Quick questions: In a firewall, if you’re presented with a checkbox asking if you want to block requests with ambigious extensions, what would you do? I’m guessing the answer from 99% of you would be “of course, I want to be as secure as I can be”. Well, read on. Maybe you won’t want to check that box after all.
Here’s a real annoyance I found last night (I must be in rant mode, sorry!). What’s more annoying is I couldn’t find a solution on microsoft.com or newsgroups to solve it. As I explained yesterday, over the weekend I setup a web-server for photo hosting running at home.
To do this, I simply used the web-publishing wizard in ISA 2004 to publish my IIS server out on the internet, filtering the accessible paths.
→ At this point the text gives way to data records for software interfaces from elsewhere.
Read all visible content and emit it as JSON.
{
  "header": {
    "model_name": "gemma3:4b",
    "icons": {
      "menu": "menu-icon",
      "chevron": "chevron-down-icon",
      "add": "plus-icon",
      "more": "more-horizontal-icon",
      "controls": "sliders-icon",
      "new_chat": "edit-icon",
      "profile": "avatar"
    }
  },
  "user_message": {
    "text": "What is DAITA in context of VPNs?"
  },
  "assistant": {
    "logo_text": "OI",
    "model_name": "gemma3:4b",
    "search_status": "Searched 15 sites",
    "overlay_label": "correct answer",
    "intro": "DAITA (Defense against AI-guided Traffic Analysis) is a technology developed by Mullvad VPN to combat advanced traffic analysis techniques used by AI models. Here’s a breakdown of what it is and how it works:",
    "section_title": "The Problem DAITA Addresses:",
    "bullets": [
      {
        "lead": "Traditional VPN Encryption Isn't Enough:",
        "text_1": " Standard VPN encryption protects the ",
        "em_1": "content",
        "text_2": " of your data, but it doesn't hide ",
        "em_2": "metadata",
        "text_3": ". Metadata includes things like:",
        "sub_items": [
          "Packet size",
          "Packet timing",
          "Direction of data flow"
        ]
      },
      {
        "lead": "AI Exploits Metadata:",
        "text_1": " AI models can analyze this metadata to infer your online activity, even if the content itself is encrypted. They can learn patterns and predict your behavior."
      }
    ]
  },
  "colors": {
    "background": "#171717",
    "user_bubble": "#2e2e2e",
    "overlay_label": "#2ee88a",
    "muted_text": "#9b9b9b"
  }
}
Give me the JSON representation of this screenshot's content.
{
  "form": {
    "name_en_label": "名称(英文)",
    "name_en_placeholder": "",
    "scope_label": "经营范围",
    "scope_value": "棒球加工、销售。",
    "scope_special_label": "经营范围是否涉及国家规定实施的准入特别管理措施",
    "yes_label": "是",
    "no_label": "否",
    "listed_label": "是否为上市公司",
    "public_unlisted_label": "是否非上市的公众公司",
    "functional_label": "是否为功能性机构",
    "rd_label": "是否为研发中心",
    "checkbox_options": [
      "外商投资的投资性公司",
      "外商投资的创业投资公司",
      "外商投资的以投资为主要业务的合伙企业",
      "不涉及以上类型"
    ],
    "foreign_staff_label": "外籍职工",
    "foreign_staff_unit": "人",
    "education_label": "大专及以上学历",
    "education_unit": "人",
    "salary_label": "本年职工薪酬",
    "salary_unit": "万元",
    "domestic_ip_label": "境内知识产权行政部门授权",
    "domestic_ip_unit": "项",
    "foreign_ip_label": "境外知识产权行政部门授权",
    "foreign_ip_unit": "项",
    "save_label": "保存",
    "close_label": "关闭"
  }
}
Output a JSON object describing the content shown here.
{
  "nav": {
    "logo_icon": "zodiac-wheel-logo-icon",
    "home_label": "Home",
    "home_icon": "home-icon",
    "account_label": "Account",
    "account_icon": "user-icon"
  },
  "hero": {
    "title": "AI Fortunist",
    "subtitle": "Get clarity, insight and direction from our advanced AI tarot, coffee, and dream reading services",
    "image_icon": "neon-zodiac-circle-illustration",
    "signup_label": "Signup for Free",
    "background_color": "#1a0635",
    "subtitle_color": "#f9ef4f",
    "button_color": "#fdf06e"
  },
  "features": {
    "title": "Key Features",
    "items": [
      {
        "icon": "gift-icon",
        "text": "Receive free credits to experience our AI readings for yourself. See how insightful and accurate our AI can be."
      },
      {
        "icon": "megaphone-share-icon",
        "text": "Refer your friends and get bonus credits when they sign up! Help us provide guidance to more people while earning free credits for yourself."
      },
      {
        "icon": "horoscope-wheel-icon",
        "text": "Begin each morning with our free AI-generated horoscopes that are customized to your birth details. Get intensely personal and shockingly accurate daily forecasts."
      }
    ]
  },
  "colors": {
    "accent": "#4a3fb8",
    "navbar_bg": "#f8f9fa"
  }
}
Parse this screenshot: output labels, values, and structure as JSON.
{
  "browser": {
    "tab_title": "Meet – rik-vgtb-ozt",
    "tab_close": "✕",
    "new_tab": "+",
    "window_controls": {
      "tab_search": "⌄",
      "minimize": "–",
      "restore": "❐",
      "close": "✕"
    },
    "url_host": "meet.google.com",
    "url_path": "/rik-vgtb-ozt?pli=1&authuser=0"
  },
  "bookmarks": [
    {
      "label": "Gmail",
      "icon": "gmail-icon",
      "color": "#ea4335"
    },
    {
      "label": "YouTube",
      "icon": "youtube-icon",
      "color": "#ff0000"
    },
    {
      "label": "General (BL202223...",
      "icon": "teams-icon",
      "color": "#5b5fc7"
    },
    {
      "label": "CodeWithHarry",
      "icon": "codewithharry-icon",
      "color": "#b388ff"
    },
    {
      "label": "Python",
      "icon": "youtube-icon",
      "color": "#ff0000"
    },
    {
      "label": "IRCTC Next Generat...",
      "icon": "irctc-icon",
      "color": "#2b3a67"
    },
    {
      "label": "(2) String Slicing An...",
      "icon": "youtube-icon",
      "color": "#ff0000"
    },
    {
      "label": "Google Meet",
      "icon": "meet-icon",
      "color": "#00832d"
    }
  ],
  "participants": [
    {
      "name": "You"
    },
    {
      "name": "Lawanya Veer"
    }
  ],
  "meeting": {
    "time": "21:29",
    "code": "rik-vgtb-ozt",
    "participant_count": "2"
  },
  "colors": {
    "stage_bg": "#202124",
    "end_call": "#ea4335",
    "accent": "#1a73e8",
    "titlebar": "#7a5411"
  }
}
However, I didn’t set any HTTP filtering on the web publishing rule. Being a consciensious (ha ha) administrator and as good practice, it’s best to ensure only the methods and extensions you are actually using on the web-site are allowed through the rule, and to block unwanted signatures.
The first part of the ISA rule HTTP filtering lockdown is on the methods tab. As this web-site is serving static content only, the only method I need is GET.
Then it’s on to the Extensions tab. As this is a photos web-site, jpg and gif are in there. Similarly htm and html for obvious reasons. The skinning for the site uses CSS (cascading style sheets). The ico is an interesting one and I certainly learnt something last hight. You may have noticed on certain web-sites, a seperate icon appears on the tab if you’re using Internet Explorer tabbed browsing through MSN desktop search (and other browsers of course), which also is stored in your favourites if you bookmark the site. I’d been curious for a while how that was done – well, not that curious, but on the list of things to find out at some point in the dim distant future. It turns out that the browser (if you do a network trace) sends a request for favicon.ico. Although I don’t have a custom icon yet, it made sense to allow requests for icons to go through.
Now here’s the real gripe. If you leave the rule as-is shown above, everything works. Let’s say I go to http://www.mysite.com, I have a default.html in that directory on the IIS server and I get a redirection request (HTTP 304 IIRC – I’m at work typing this) to http://www.mysite.com/default.html. This makes it much easier for people not to have to type in the full URL. BUT, I want to block requests containing ambiguous extensions – the ISA property page tells me I can, it sounds like a good thing to do, so I checked it and re-applied the rule.
Once you do this, the redirect is blocked by the ISA server HTTP filtering. I found a few articles, mainly relating to people griping about exactly the same thing but no answers. I’m going to track down someone internally from the ISA team who may be able to help here, but this struck me as a very strange thing to do. A redirect doesn’t really have an extension as such, so what can you put into the list to allow the redirection to take place?
Rant over. Hopefully I’ll find the answer soon. There’s some info on configuring HTTP Filtering here, including a baseline Mail Server Pubishing HTTP policy – guess what I’m going to be doing this evening….